[Start of section]

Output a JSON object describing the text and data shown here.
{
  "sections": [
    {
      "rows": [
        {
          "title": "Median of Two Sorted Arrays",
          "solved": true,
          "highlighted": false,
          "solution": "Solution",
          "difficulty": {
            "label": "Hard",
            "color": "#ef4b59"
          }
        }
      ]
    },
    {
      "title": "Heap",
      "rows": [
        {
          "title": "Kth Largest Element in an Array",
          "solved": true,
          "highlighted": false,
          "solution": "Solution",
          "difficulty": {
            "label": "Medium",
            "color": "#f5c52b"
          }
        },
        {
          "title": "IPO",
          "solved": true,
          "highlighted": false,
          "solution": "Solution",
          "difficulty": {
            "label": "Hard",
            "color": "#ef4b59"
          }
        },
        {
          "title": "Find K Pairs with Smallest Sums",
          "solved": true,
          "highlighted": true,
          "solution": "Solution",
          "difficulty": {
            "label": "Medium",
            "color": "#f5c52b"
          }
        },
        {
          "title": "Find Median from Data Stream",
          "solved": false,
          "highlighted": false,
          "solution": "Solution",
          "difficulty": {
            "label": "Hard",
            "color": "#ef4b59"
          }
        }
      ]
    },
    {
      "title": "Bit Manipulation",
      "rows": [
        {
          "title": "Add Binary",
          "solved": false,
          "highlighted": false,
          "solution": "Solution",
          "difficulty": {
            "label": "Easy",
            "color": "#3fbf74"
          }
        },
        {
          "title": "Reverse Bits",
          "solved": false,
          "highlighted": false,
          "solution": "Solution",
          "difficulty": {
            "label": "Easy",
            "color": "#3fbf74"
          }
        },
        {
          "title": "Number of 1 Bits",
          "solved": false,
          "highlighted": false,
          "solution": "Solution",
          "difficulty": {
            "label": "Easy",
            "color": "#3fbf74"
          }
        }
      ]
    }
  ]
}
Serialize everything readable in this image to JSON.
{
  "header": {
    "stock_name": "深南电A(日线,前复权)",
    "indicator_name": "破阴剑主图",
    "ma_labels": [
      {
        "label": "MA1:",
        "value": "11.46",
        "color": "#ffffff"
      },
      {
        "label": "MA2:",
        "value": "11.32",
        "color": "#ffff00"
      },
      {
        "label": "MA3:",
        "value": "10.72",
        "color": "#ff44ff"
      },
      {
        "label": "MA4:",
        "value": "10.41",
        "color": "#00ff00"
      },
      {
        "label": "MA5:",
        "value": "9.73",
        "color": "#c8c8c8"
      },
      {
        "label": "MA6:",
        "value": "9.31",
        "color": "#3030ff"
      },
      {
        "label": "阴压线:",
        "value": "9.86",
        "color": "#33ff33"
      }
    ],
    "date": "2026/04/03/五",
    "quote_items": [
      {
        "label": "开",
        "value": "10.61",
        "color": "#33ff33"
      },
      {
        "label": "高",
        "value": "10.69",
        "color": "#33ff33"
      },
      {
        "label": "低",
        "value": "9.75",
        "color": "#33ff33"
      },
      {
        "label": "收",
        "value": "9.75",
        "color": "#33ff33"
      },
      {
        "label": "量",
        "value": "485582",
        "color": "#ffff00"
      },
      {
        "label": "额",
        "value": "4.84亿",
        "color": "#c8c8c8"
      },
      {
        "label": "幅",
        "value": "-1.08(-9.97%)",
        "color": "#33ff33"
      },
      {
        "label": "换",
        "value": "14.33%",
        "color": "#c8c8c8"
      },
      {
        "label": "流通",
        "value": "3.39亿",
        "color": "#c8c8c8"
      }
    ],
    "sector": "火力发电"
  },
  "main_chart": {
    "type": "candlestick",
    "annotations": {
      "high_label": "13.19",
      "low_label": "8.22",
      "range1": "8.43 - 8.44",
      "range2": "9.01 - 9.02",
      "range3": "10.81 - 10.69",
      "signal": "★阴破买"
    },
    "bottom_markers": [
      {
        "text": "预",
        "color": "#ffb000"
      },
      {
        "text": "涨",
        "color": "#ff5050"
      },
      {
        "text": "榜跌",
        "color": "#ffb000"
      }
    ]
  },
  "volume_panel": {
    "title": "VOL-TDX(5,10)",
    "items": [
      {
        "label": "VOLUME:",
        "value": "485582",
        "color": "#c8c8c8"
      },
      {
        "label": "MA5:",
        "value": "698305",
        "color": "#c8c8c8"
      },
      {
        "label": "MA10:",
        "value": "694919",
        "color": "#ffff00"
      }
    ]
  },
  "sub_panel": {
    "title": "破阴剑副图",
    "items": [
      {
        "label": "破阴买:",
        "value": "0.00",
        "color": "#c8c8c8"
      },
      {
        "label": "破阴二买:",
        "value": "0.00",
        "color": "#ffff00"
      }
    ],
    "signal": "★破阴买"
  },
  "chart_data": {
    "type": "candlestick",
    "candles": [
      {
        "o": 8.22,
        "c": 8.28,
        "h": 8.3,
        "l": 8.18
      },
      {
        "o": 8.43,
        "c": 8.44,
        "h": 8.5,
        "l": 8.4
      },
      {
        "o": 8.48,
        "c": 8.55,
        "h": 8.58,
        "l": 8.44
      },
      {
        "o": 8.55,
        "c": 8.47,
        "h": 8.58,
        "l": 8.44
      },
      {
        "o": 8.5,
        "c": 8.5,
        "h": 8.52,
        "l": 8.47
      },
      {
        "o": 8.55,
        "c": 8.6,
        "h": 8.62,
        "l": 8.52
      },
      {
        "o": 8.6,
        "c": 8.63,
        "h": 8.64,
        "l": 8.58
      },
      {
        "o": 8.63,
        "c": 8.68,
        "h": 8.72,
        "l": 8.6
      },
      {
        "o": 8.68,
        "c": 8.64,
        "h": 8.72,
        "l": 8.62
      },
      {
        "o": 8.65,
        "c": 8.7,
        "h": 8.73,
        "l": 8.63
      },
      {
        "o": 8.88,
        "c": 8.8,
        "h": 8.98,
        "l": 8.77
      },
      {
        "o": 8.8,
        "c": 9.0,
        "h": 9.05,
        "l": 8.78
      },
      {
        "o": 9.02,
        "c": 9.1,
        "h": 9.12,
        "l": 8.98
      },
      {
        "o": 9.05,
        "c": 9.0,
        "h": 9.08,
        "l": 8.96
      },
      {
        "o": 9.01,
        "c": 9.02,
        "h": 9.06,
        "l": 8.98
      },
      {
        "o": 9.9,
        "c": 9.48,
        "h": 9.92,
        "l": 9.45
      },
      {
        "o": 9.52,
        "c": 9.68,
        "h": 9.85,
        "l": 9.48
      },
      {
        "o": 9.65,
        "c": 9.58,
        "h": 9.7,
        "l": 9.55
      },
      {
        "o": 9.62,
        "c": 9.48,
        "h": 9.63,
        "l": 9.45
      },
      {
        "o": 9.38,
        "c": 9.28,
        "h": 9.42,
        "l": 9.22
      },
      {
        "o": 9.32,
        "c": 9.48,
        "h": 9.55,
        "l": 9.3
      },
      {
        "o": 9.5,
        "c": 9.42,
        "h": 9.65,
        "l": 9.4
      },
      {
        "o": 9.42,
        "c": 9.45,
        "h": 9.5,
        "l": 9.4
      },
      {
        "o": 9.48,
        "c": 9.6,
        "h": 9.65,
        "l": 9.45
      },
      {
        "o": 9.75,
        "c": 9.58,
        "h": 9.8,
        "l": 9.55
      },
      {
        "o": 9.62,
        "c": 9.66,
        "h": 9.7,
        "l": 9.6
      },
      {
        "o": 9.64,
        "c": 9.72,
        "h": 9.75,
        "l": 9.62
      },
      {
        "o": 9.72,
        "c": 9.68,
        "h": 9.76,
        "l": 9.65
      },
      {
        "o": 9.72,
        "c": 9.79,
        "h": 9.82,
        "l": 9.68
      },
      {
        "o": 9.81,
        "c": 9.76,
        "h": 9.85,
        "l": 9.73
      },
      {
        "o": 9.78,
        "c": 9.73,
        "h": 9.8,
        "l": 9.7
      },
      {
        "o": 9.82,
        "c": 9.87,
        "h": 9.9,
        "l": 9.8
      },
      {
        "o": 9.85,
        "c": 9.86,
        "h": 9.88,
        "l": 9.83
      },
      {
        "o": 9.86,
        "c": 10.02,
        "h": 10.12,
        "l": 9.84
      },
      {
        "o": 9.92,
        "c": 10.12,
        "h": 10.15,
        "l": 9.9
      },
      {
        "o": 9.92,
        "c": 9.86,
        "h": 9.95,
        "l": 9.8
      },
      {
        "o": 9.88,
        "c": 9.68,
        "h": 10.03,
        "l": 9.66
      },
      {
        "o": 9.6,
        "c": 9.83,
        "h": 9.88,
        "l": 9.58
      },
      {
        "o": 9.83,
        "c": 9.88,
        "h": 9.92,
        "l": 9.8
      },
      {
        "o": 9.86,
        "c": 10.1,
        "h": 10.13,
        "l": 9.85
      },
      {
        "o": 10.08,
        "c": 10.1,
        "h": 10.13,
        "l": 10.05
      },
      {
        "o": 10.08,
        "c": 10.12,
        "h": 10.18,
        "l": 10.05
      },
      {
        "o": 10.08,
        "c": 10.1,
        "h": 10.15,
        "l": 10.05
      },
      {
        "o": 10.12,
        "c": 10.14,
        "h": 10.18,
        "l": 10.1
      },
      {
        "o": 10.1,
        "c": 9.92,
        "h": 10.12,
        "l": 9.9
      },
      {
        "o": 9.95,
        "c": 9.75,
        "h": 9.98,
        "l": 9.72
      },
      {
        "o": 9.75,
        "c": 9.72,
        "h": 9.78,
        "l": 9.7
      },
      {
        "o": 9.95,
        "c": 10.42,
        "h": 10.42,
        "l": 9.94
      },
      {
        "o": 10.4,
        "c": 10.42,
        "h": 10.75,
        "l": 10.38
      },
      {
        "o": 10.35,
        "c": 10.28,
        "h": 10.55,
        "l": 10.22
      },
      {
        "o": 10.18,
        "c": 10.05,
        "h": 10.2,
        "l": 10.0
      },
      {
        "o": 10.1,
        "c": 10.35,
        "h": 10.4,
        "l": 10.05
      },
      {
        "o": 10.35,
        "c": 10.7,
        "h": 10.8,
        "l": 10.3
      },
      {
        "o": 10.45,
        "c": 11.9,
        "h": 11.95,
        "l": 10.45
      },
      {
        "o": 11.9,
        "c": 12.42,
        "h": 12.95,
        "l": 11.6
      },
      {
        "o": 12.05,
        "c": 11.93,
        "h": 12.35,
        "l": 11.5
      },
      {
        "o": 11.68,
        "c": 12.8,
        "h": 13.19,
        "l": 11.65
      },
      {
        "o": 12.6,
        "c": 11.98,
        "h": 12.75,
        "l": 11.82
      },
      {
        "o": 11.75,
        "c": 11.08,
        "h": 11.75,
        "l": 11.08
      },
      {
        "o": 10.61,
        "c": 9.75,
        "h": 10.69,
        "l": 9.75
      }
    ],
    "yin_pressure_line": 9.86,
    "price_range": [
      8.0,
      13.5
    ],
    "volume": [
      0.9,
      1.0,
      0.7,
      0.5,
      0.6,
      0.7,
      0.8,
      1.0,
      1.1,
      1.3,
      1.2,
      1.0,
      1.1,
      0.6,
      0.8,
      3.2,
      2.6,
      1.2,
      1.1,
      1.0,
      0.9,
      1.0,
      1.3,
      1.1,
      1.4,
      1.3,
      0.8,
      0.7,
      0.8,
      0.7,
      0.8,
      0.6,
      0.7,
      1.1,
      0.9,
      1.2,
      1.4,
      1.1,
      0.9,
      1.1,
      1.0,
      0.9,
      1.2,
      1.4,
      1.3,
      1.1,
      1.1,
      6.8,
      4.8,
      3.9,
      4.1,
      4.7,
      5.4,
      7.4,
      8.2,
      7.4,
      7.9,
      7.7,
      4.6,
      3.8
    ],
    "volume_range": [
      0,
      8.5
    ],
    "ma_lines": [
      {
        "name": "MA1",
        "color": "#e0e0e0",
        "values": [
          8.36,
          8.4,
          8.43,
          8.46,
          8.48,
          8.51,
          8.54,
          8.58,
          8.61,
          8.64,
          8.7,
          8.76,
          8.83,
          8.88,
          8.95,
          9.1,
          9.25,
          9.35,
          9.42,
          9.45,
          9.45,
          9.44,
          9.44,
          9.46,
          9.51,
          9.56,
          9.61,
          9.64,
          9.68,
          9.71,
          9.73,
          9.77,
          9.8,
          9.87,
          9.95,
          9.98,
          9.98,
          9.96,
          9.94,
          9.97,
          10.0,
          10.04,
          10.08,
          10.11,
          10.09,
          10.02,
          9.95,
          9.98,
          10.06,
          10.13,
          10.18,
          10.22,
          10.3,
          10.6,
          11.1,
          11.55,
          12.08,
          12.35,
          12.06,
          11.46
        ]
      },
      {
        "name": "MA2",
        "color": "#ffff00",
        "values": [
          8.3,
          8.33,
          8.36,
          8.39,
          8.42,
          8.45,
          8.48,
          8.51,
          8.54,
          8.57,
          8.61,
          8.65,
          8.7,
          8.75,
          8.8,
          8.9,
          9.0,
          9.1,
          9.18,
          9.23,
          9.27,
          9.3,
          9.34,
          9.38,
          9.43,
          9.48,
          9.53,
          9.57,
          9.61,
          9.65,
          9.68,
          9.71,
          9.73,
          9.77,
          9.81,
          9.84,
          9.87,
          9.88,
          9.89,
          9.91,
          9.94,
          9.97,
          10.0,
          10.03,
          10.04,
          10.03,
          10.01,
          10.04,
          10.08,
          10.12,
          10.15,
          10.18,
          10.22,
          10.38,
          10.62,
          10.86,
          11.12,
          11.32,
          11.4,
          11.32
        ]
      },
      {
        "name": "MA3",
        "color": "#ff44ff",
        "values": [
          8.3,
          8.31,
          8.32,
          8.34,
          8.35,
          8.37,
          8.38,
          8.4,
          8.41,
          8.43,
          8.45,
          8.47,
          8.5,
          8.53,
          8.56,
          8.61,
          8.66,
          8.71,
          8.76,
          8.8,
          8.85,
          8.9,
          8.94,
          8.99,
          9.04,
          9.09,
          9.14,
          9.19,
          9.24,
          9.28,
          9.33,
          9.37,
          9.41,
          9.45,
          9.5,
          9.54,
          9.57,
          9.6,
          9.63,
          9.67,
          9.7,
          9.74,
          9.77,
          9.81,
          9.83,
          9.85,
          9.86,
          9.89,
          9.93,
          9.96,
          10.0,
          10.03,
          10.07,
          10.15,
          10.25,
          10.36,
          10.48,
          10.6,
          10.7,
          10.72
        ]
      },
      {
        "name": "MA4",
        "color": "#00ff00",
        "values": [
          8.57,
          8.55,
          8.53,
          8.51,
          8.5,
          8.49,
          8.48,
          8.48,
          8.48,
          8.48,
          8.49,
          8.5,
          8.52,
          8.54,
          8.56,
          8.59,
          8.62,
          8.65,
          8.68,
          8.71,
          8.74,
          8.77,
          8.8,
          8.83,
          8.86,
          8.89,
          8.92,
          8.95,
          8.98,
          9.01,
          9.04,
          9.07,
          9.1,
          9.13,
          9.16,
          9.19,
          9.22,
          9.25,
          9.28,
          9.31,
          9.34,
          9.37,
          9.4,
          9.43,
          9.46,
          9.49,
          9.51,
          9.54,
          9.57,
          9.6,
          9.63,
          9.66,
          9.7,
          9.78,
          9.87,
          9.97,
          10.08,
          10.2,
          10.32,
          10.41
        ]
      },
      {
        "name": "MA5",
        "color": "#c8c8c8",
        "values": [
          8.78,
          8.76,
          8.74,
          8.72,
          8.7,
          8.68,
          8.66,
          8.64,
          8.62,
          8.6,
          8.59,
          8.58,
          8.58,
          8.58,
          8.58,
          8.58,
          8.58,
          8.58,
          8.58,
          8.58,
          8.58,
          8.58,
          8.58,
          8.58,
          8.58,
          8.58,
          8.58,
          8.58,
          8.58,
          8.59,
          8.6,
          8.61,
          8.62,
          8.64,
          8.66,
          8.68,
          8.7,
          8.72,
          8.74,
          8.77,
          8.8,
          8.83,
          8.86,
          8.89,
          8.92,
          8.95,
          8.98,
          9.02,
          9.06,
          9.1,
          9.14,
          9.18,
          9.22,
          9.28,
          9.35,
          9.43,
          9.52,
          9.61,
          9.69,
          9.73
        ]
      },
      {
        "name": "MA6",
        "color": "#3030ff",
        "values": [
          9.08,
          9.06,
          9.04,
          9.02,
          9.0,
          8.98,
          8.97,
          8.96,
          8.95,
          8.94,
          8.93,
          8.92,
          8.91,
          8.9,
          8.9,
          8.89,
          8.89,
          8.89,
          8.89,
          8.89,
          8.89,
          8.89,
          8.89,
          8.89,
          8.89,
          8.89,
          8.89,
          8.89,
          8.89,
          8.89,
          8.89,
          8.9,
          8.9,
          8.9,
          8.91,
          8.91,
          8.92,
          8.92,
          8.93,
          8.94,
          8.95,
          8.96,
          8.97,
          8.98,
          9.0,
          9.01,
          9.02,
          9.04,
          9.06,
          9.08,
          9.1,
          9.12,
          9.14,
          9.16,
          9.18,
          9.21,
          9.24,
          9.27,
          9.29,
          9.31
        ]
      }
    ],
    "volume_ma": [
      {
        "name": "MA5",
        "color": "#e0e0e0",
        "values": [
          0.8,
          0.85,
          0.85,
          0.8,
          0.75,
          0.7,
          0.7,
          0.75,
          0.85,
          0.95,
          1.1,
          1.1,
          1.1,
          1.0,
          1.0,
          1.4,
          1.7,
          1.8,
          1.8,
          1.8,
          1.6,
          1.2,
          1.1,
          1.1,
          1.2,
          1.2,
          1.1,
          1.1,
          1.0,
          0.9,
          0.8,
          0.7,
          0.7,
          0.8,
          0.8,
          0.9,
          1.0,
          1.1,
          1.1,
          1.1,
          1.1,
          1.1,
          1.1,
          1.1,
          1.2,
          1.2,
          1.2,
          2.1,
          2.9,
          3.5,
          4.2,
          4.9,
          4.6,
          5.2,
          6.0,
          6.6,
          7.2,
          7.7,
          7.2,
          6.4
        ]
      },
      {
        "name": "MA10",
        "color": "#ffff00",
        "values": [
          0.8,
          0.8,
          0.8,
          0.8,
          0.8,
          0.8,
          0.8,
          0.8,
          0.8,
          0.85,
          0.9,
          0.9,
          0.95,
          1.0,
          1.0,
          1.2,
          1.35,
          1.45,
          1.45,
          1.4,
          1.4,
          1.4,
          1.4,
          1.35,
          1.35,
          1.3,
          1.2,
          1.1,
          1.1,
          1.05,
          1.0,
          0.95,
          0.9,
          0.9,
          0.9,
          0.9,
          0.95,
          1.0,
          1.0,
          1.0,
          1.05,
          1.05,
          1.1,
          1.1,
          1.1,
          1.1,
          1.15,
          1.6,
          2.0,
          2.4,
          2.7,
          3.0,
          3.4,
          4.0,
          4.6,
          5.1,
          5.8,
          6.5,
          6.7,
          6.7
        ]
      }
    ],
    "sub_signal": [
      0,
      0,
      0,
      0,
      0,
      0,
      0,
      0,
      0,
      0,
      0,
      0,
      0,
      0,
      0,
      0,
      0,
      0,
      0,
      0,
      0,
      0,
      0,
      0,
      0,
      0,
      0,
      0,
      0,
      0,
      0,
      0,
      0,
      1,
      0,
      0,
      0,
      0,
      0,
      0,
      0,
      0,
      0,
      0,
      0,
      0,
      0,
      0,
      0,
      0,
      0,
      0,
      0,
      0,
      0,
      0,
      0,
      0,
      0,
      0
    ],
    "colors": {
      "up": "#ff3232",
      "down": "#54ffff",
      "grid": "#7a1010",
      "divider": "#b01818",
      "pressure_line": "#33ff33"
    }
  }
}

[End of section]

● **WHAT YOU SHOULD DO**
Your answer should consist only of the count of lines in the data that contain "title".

● **RESULT OF THIS TASK**
12